When a friend or loved one opens up about their mental health struggles, take them seriously and listen with compassion. It’s easy to be flippant or make light of the issue. These are often difficult issues to discuss, and we often deflect such issues with humor. But this is a time to listen and express your concern. If you wish, show empathy by sharing rough times you’ve gone through and how you reached the other side. Give sound advice or offer your help to find a trusted source of treatment.

Get involved

There are many ways to fight the stigma around mental health. Educate yourself by conducting some basic online research. Share what you’ve learned and use the appropriate language to discuss mental health with friends and coworkers. Share your own mental health journey. Donate to a local cause or volunteer at a hotline in your area. For more information and tips, visit the National Alliance on Mental Illness at

Seek care for mental health

When you or a loved one are ready to seek professional care, you can start by speaking to your Kinwell provider. Your clinician can provide behavioral health support, which may include discussing your concerns, prescribing medications, or referring you to a mental health specialist for more complicated situations or conditions.

Psychology Today notes specific indicators that it’s time to ask for help. These can include:

  • Having difficulty completing everyday household tasks
  • Struggling to complete basic tasks such as getting out of bed, getting dressed, or eating
  • Having thoughts about hurting yourself or someone else or experiencing feelings of hopelessness
  • Feeling as if you are losing touch with reality

If you or a loved one are experiencing any of these symptoms, seek help from a professional. You can also call the National Suicide Prevention Lifeline 24 hours per day, 7 days per week, at 988, or get help by texting HOME to the Crisis Text Line at 741741.

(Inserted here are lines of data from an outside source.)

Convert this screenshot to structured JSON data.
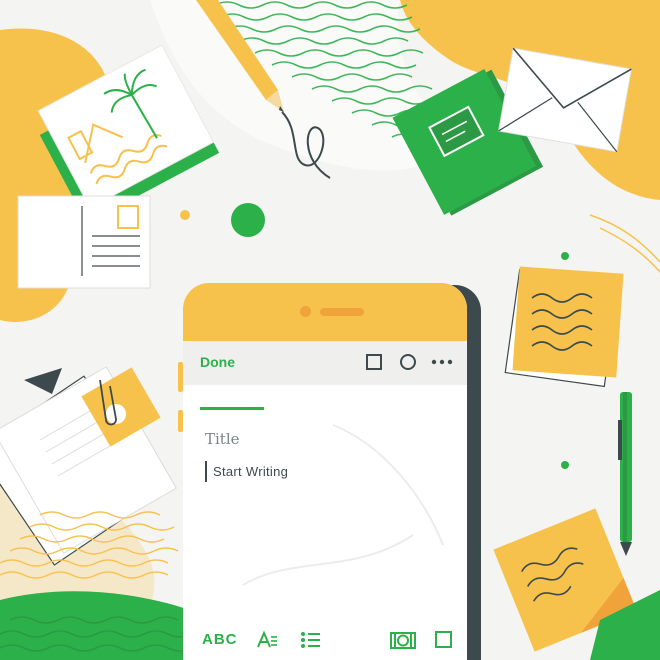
{
  "app": {
    "toolbar": {
      "done_label": "Done",
      "icons": [
        "checkbox-icon",
        "circle-icon",
        "more-options-icon"
      ]
    },
    "editor": {
      "title_placeholder": "Title",
      "body_placeholder": "Start Writing"
    },
    "bottom_toolbar": {
      "text_format_label": "ABC",
      "icons": [
        "font-size-icon",
        "bulleted-list-icon",
        "camera-icon",
        "sketch-square-icon"
      ]
    }
  },
  "colors": {
    "accent_green": "#2cb04a",
    "accent_yellow": "#f7c24c",
    "ink": "#3d4a4d",
    "background": "#f4f4f2"
  }
}
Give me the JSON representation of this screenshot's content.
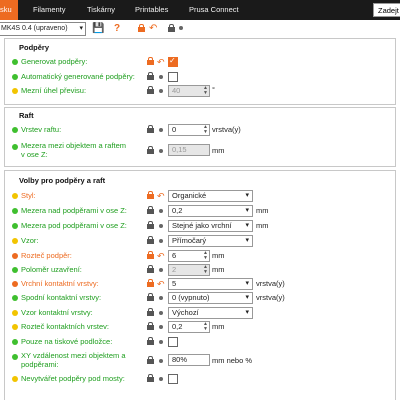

Your Kinwell clinician can provide tools and techniques to manage behavioral health issues. Reach them through your MyChart app or call 833-411-5469 to schedule an appointment.